(About this exercise):
Every line with the string "desc" must be copied from the entries below.

(Entries shown):
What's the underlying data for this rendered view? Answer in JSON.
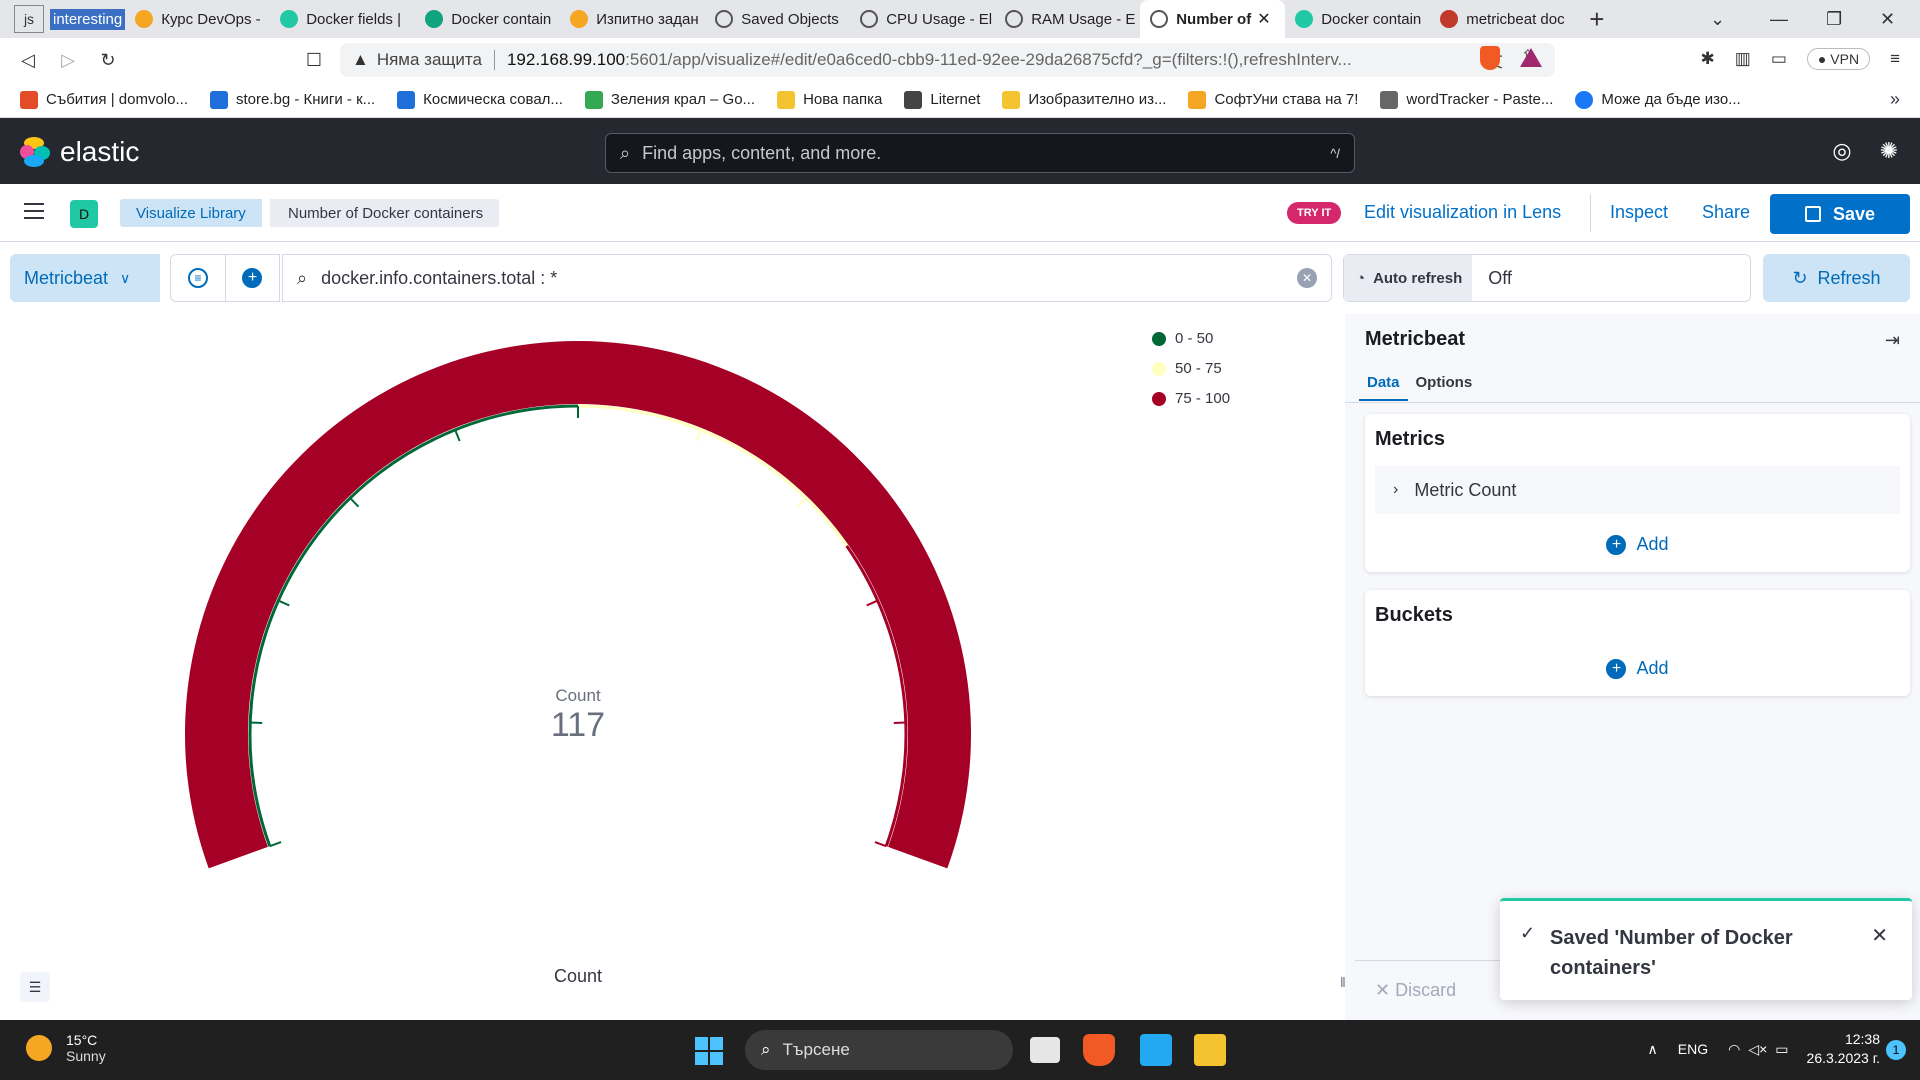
{
  "browser": {
    "tabs": [
      {
        "label": "js"
      },
      {
        "label": "interesting"
      },
      {
        "label": "Курс DevOps -"
      },
      {
        "label": "Docker fields |"
      },
      {
        "label": "Docker contain"
      },
      {
        "label": "Изпитно задан"
      },
      {
        "label": "Saved Objects"
      },
      {
        "label": "CPU Usage - El"
      },
      {
        "label": "RAM Usage - E"
      },
      {
        "label": "Number of"
      },
      {
        "label": "Docker contain"
      },
      {
        "label": "metricbeat doc"
      }
    ],
    "address": {
      "security": "Няма защита",
      "host": "192.168.99.100",
      "path": ":5601/app/visualize#/edit/e0a6ced0-cbb9-11ed-92ee-29da26875cfd?_g=(filters:!(),refreshInterv..."
    },
    "vpn_label": "VPN",
    "bookmarks": [
      {
        "label": "Събития | domvolo...",
        "color": "#e34c26"
      },
      {
        "label": "store.bg - Книги - к...",
        "color": "#1e6fd9"
      },
      {
        "label": "Космическа совал...",
        "color": "#1e6fd9"
      },
      {
        "label": "Зеления крал – Go...",
        "color": "#34a853"
      },
      {
        "label": "Нова папка",
        "color": "#f4c430"
      },
      {
        "label": "Liternet",
        "color": "#444444"
      },
      {
        "label": "Изобразително из...",
        "color": "#f4c430"
      },
      {
        "label": "СофтУни става на 7!",
        "color": "#f5a623"
      },
      {
        "label": "wordTracker - Paste...",
        "color": "#666666"
      },
      {
        "label": "Може да бъде изо...",
        "color": "#1877f2"
      }
    ]
  },
  "kibana": {
    "brand": "elastic",
    "search_placeholder": "Find apps, content, and more.",
    "search_shortcut": "^/",
    "space_initial": "D",
    "breadcrumbs": [
      "Visualize Library",
      "Number of Docker containers"
    ],
    "try_it": "TRY IT",
    "lens_link": "Edit visualization in Lens",
    "inspect": "Inspect",
    "share": "Share",
    "save": "Save",
    "data_view": "Metricbeat",
    "query": "docker.info.containers.total : *",
    "auto_refresh_label": "Auto refresh",
    "auto_refresh_value": "Off",
    "refresh": "Refresh"
  },
  "gauge": {
    "label": "Count",
    "value": "117",
    "sublabel": "Count",
    "fill_percent": 100,
    "legend": [
      {
        "label": "0 - 50",
        "color": "#006837"
      },
      {
        "label": "50 - 75",
        "color": "#ffffbf"
      },
      {
        "label": "75 - 100",
        "color": "#a50026"
      }
    ]
  },
  "sidebar": {
    "title": "Metricbeat",
    "tabs": [
      "Data",
      "Options"
    ],
    "metrics_title": "Metrics",
    "metric_item": "Metric Count",
    "add_label": "Add",
    "buckets_title": "Buckets",
    "discard": "Discard"
  },
  "toast": {
    "message": "Saved 'Number of Docker containers'"
  },
  "taskbar": {
    "temp": "15°C",
    "weather": "Sunny",
    "search": "Търсене",
    "lang": "ENG",
    "time": "12:38",
    "date": "26.3.2023 г.",
    "notifications": "1"
  }
}
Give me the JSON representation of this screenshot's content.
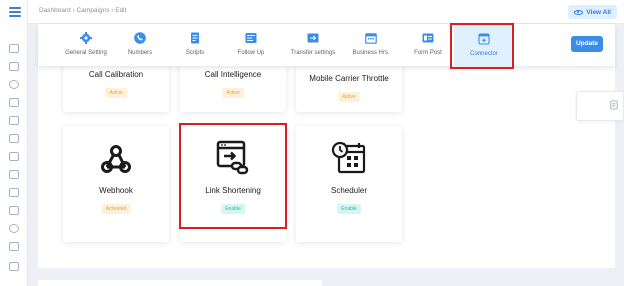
{
  "breadcrumb": "Dashboard  ›  Campaigns  ›  Edit",
  "view_all": "View All",
  "update_label": "Update",
  "tabs": [
    {
      "label": "General Setting",
      "icon": "gear-icon"
    },
    {
      "label": "Numbers",
      "icon": "phone-icon"
    },
    {
      "label": "Scripts",
      "icon": "scripts-icon"
    },
    {
      "label": "Follow Up",
      "icon": "follow-up-icon"
    },
    {
      "label": "Transfer settings",
      "icon": "transfer-icon"
    },
    {
      "label": "Business Hrs.",
      "icon": "calendar-icon"
    },
    {
      "label": "Form Post",
      "icon": "form-post-icon"
    },
    {
      "label": "Connector",
      "icon": "connector-icon"
    }
  ],
  "active_tab": "Connector",
  "connectors": [
    {
      "name": "Call Calibration",
      "status": "Active",
      "status_color": "#e9a23b"
    },
    {
      "name": "Call Intelligence",
      "status": "Active",
      "status_color": "#e9a23b"
    },
    {
      "name": "Mobile Carrier Throttle",
      "status": "Active",
      "status_color": "#e9a23b"
    },
    {
      "name": "Webhook",
      "status": "Activated",
      "status_color": "#e9a23b",
      "icon": "webhook-icon"
    },
    {
      "name": "Link Shortening",
      "status": "Enable",
      "status_color": "#2fb8a8",
      "icon": "link-shortening-icon"
    },
    {
      "name": "Scheduler",
      "status": "Enable",
      "status_color": "#2fb8a8",
      "icon": "scheduler-icon"
    }
  ],
  "colors": {
    "accent": "#3a8ee6",
    "highlight": "#d81f26",
    "active_tab_bg": "#e1f0ff"
  }
}
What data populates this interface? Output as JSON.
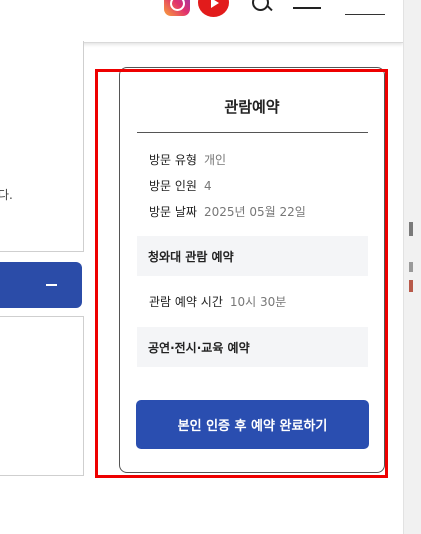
{
  "header": {
    "icons": [
      "instagram-icon",
      "youtube-icon",
      "search-icon",
      "menu-icon"
    ]
  },
  "background": {
    "left_text_fragment": "다."
  },
  "reservation": {
    "title": "관람예약",
    "visit_type_label": "방문 유형",
    "visit_type_value": "개인",
    "visit_count_label": "방문 인원",
    "visit_count_value": "4",
    "visit_date_label": "방문 날짜",
    "visit_date_value": "2025년 05월 22일",
    "section_cheongwadae": "청와대 관람 예약",
    "viewing_time_label": "관람 예약 시간",
    "viewing_time_value": "10시 30분",
    "section_performance": "공연·전시·교육 예약",
    "confirm_button": "본인 인증 후 예약 완료하기"
  },
  "colors": {
    "accent": "#2a4eb0",
    "highlight": "#ee0000",
    "section_bg": "#f4f5f7"
  }
}
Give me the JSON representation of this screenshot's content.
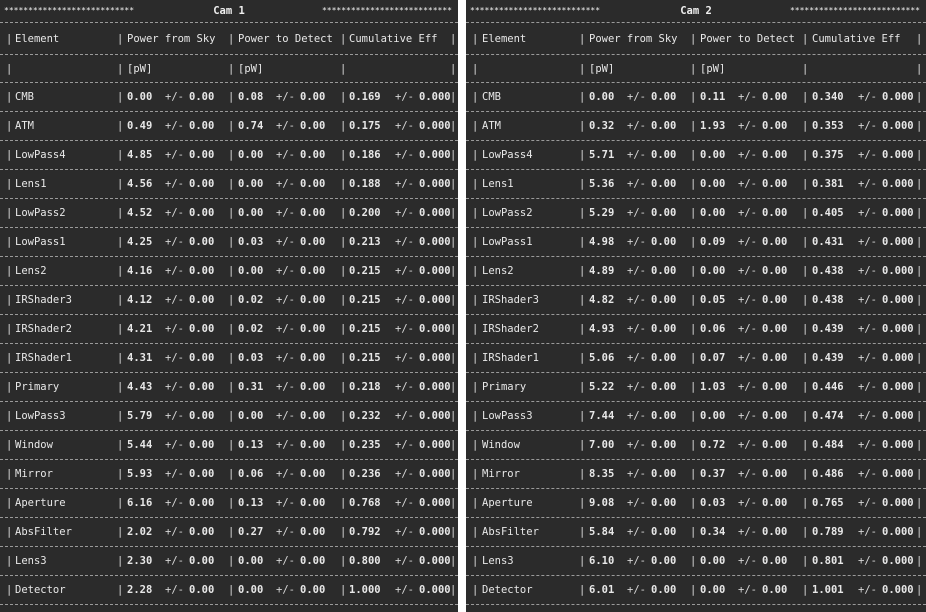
{
  "stars_left": "***************************",
  "stars_right": "***************************",
  "columns": [
    "Element",
    "Power from Sky",
    "Power to Detect",
    "Cumulative Eff"
  ],
  "units": [
    "",
    "[pW]",
    "[pW]",
    ""
  ],
  "pm": "+/-",
  "panels": [
    {
      "title": "Cam 1",
      "rows": [
        {
          "element": "CMB",
          "sky": "0.00",
          "sky_err": "0.00",
          "det": "0.08",
          "det_err": "0.00",
          "eff": "0.169",
          "eff_err": "0.000"
        },
        {
          "element": "ATM",
          "sky": "0.49",
          "sky_err": "0.00",
          "det": "0.74",
          "det_err": "0.00",
          "eff": "0.175",
          "eff_err": "0.000"
        },
        {
          "element": "LowPass4",
          "sky": "4.85",
          "sky_err": "0.00",
          "det": "0.00",
          "det_err": "0.00",
          "eff": "0.186",
          "eff_err": "0.000"
        },
        {
          "element": "Lens1",
          "sky": "4.56",
          "sky_err": "0.00",
          "det": "0.00",
          "det_err": "0.00",
          "eff": "0.188",
          "eff_err": "0.000"
        },
        {
          "element": "LowPass2",
          "sky": "4.52",
          "sky_err": "0.00",
          "det": "0.00",
          "det_err": "0.00",
          "eff": "0.200",
          "eff_err": "0.000"
        },
        {
          "element": "LowPass1",
          "sky": "4.25",
          "sky_err": "0.00",
          "det": "0.03",
          "det_err": "0.00",
          "eff": "0.213",
          "eff_err": "0.000"
        },
        {
          "element": "Lens2",
          "sky": "4.16",
          "sky_err": "0.00",
          "det": "0.00",
          "det_err": "0.00",
          "eff": "0.215",
          "eff_err": "0.000"
        },
        {
          "element": "IRShader3",
          "sky": "4.12",
          "sky_err": "0.00",
          "det": "0.02",
          "det_err": "0.00",
          "eff": "0.215",
          "eff_err": "0.000"
        },
        {
          "element": "IRShader2",
          "sky": "4.21",
          "sky_err": "0.00",
          "det": "0.02",
          "det_err": "0.00",
          "eff": "0.215",
          "eff_err": "0.000"
        },
        {
          "element": "IRShader1",
          "sky": "4.31",
          "sky_err": "0.00",
          "det": "0.03",
          "det_err": "0.00",
          "eff": "0.215",
          "eff_err": "0.000"
        },
        {
          "element": "Primary",
          "sky": "4.43",
          "sky_err": "0.00",
          "det": "0.31",
          "det_err": "0.00",
          "eff": "0.218",
          "eff_err": "0.000"
        },
        {
          "element": "LowPass3",
          "sky": "5.79",
          "sky_err": "0.00",
          "det": "0.00",
          "det_err": "0.00",
          "eff": "0.232",
          "eff_err": "0.000"
        },
        {
          "element": "Window",
          "sky": "5.44",
          "sky_err": "0.00",
          "det": "0.13",
          "det_err": "0.00",
          "eff": "0.235",
          "eff_err": "0.000"
        },
        {
          "element": "Mirror",
          "sky": "5.93",
          "sky_err": "0.00",
          "det": "0.06",
          "det_err": "0.00",
          "eff": "0.236",
          "eff_err": "0.000"
        },
        {
          "element": "Aperture",
          "sky": "6.16",
          "sky_err": "0.00",
          "det": "0.13",
          "det_err": "0.00",
          "eff": "0.768",
          "eff_err": "0.000"
        },
        {
          "element": "AbsFilter",
          "sky": "2.02",
          "sky_err": "0.00",
          "det": "0.27",
          "det_err": "0.00",
          "eff": "0.792",
          "eff_err": "0.000"
        },
        {
          "element": "Lens3",
          "sky": "2.30",
          "sky_err": "0.00",
          "det": "0.00",
          "det_err": "0.00",
          "eff": "0.800",
          "eff_err": "0.000"
        },
        {
          "element": "Detector",
          "sky": "2.28",
          "sky_err": "0.00",
          "det": "0.00",
          "det_err": "0.00",
          "eff": "1.000",
          "eff_err": "0.000"
        }
      ]
    },
    {
      "title": "Cam 2",
      "rows": [
        {
          "element": "CMB",
          "sky": "0.00",
          "sky_err": "0.00",
          "det": "0.11",
          "det_err": "0.00",
          "eff": "0.340",
          "eff_err": "0.000"
        },
        {
          "element": "ATM",
          "sky": "0.32",
          "sky_err": "0.00",
          "det": "1.93",
          "det_err": "0.00",
          "eff": "0.353",
          "eff_err": "0.000"
        },
        {
          "element": "LowPass4",
          "sky": "5.71",
          "sky_err": "0.00",
          "det": "0.00",
          "det_err": "0.00",
          "eff": "0.375",
          "eff_err": "0.000"
        },
        {
          "element": "Lens1",
          "sky": "5.36",
          "sky_err": "0.00",
          "det": "0.00",
          "det_err": "0.00",
          "eff": "0.381",
          "eff_err": "0.000"
        },
        {
          "element": "LowPass2",
          "sky": "5.29",
          "sky_err": "0.00",
          "det": "0.00",
          "det_err": "0.00",
          "eff": "0.405",
          "eff_err": "0.000"
        },
        {
          "element": "LowPass1",
          "sky": "4.98",
          "sky_err": "0.00",
          "det": "0.09",
          "det_err": "0.00",
          "eff": "0.431",
          "eff_err": "0.000"
        },
        {
          "element": "Lens2",
          "sky": "4.89",
          "sky_err": "0.00",
          "det": "0.00",
          "det_err": "0.00",
          "eff": "0.438",
          "eff_err": "0.000"
        },
        {
          "element": "IRShader3",
          "sky": "4.82",
          "sky_err": "0.00",
          "det": "0.05",
          "det_err": "0.00",
          "eff": "0.438",
          "eff_err": "0.000"
        },
        {
          "element": "IRShader2",
          "sky": "4.93",
          "sky_err": "0.00",
          "det": "0.06",
          "det_err": "0.00",
          "eff": "0.439",
          "eff_err": "0.000"
        },
        {
          "element": "IRShader1",
          "sky": "5.06",
          "sky_err": "0.00",
          "det": "0.07",
          "det_err": "0.00",
          "eff": "0.439",
          "eff_err": "0.000"
        },
        {
          "element": "Primary",
          "sky": "5.22",
          "sky_err": "0.00",
          "det": "1.03",
          "det_err": "0.00",
          "eff": "0.446",
          "eff_err": "0.000"
        },
        {
          "element": "LowPass3",
          "sky": "7.44",
          "sky_err": "0.00",
          "det": "0.00",
          "det_err": "0.00",
          "eff": "0.474",
          "eff_err": "0.000"
        },
        {
          "element": "Window",
          "sky": "7.00",
          "sky_err": "0.00",
          "det": "0.72",
          "det_err": "0.00",
          "eff": "0.484",
          "eff_err": "0.000"
        },
        {
          "element": "Mirror",
          "sky": "8.35",
          "sky_err": "0.00",
          "det": "0.37",
          "det_err": "0.00",
          "eff": "0.486",
          "eff_err": "0.000"
        },
        {
          "element": "Aperture",
          "sky": "9.08",
          "sky_err": "0.00",
          "det": "0.03",
          "det_err": "0.00",
          "eff": "0.765",
          "eff_err": "0.000"
        },
        {
          "element": "AbsFilter",
          "sky": "5.84",
          "sky_err": "0.00",
          "det": "0.34",
          "det_err": "0.00",
          "eff": "0.789",
          "eff_err": "0.000"
        },
        {
          "element": "Lens3",
          "sky": "6.10",
          "sky_err": "0.00",
          "det": "0.00",
          "det_err": "0.00",
          "eff": "0.801",
          "eff_err": "0.000"
        },
        {
          "element": "Detector",
          "sky": "6.01",
          "sky_err": "0.00",
          "det": "0.00",
          "det_err": "0.00",
          "eff": "1.001",
          "eff_err": "0.000"
        }
      ]
    }
  ]
}
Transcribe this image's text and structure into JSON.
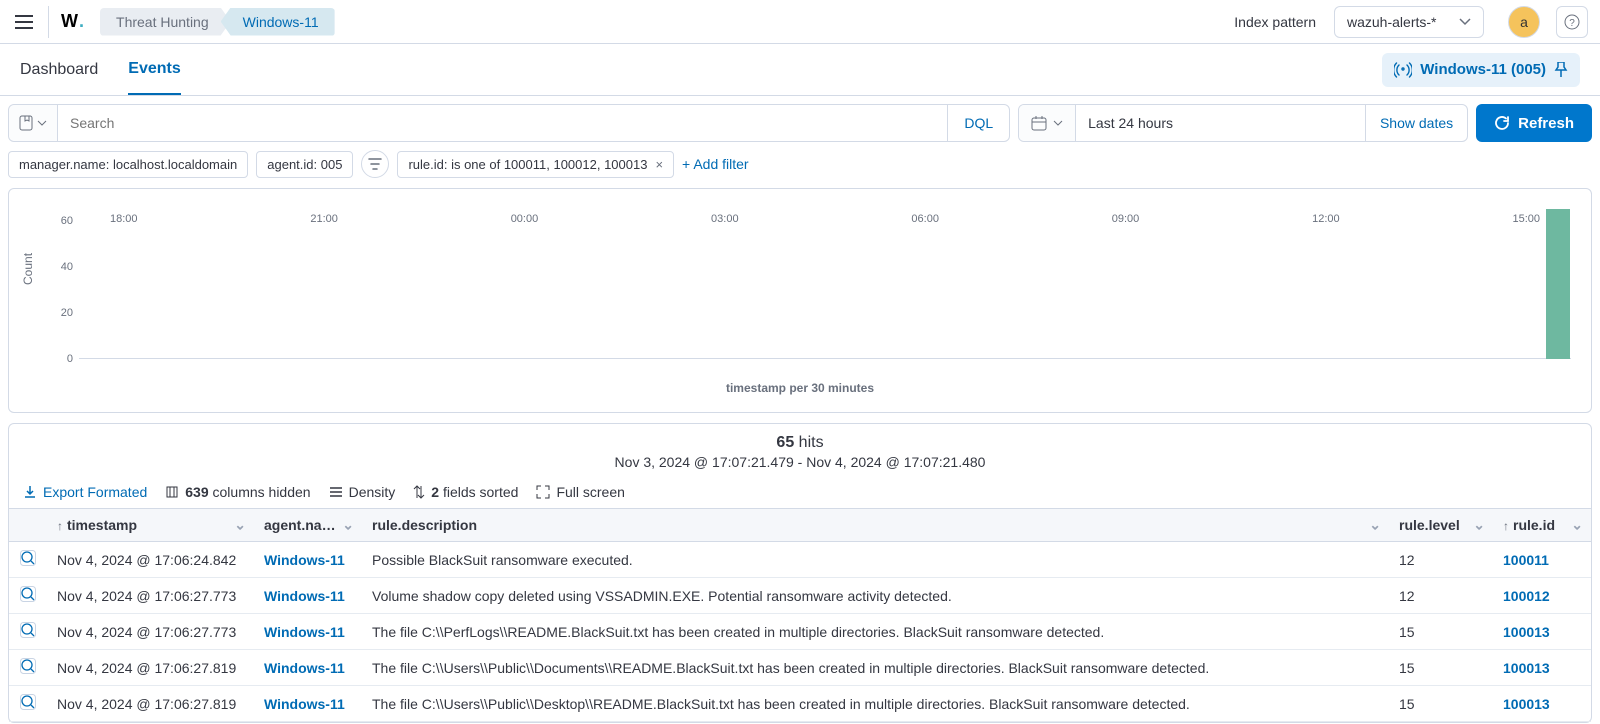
{
  "header": {
    "breadcrumb1": "Threat Hunting",
    "breadcrumb2": "Windows-11",
    "index_pattern_label": "Index pattern",
    "index_pattern_value": "wazuh-alerts-*",
    "avatar_letter": "a"
  },
  "subtabs": {
    "dashboard": "Dashboard",
    "events": "Events",
    "agent_badge": "Windows-11 (005)"
  },
  "query": {
    "search_placeholder": "Search",
    "dql_label": "DQL",
    "time_range": "Last 24 hours",
    "show_dates": "Show dates",
    "refresh": "Refresh"
  },
  "filters": {
    "items": [
      {
        "label": "manager.name: localhost.localdomain"
      },
      {
        "label": "agent.id: 005"
      },
      {
        "label": "rule.id: is one of 100011, 100012, 100013",
        "removable": true
      }
    ],
    "add_filter": "+ Add filter"
  },
  "chart_data": {
    "type": "bar",
    "title": "",
    "xlabel": "timestamp per 30 minutes",
    "ylabel": "Count",
    "ylim": [
      0,
      65
    ],
    "y_ticks": [
      0,
      20,
      40,
      60
    ],
    "x_ticks": [
      "18:00",
      "21:00",
      "00:00",
      "03:00",
      "06:00",
      "09:00",
      "12:00",
      "15:00"
    ],
    "values": [
      {
        "x_pct": 99.1,
        "value": 65
      }
    ]
  },
  "hits": {
    "count": "65",
    "count_suffix": " hits",
    "range": "Nov 3, 2024 @ 17:07:21.479 - Nov 4, 2024 @ 17:07:21.480",
    "toolbar": {
      "export": "Export Formated",
      "columns_hidden_n": "639",
      "columns_hidden_suffix": " columns hidden",
      "density": "Density",
      "fields_sorted_n": "2",
      "fields_sorted_suffix": " fields sorted",
      "full_screen": "Full screen"
    },
    "columns": {
      "timestamp": "timestamp",
      "agent": "agent.na…",
      "desc": "rule.description",
      "level": "rule.level",
      "id": "rule.id"
    },
    "rows": [
      {
        "ts": "Nov 4, 2024 @ 17:06:24.842",
        "agent": "Windows-11",
        "desc": "Possible BlackSuit ransomware executed.",
        "level": "12",
        "id": "100011"
      },
      {
        "ts": "Nov 4, 2024 @ 17:06:27.773",
        "agent": "Windows-11",
        "desc": "Volume shadow copy deleted using VSSADMIN.EXE. Potential ransomware activity detected.",
        "level": "12",
        "id": "100012"
      },
      {
        "ts": "Nov 4, 2024 @ 17:06:27.773",
        "agent": "Windows-11",
        "desc": "The file C:\\\\PerfLogs\\\\README.BlackSuit.txt has been created in multiple directories. BlackSuit ransomware detected.",
        "level": "15",
        "id": "100013"
      },
      {
        "ts": "Nov 4, 2024 @ 17:06:27.819",
        "agent": "Windows-11",
        "desc": "The file C:\\\\Users\\\\Public\\\\Documents\\\\README.BlackSuit.txt has been created in multiple directories. BlackSuit ransomware detected.",
        "level": "15",
        "id": "100013"
      },
      {
        "ts": "Nov 4, 2024 @ 17:06:27.819",
        "agent": "Windows-11",
        "desc": "The file C:\\\\Users\\\\Public\\\\Desktop\\\\README.BlackSuit.txt has been created in multiple directories. BlackSuit ransomware detected.",
        "level": "15",
        "id": "100013"
      }
    ]
  }
}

(Response to this exercise):
      "desc": "rule.description",
        "desc": "Possible BlackSuit ransomware executed.",
        "desc": "Volume shadow copy deleted using VSSADMIN.EXE. Potential ransomware activity detected.",
        "desc": "The file C:\\\\PerfLogs\\\\README.BlackSuit.txt has been created in multiple directories. BlackSuit ransomware detected.",
        "desc": "The file C:\\\\Users\\\\Public\\\\Documents\\\\README.BlackSuit.txt has been created in multiple directories. BlackSuit ransomware detected.",
        "desc": "The file C:\\\\Users\\\\Public\\\\Desktop\\\\README.BlackSuit.txt has been created in multiple directories. BlackSuit ransomware detected.",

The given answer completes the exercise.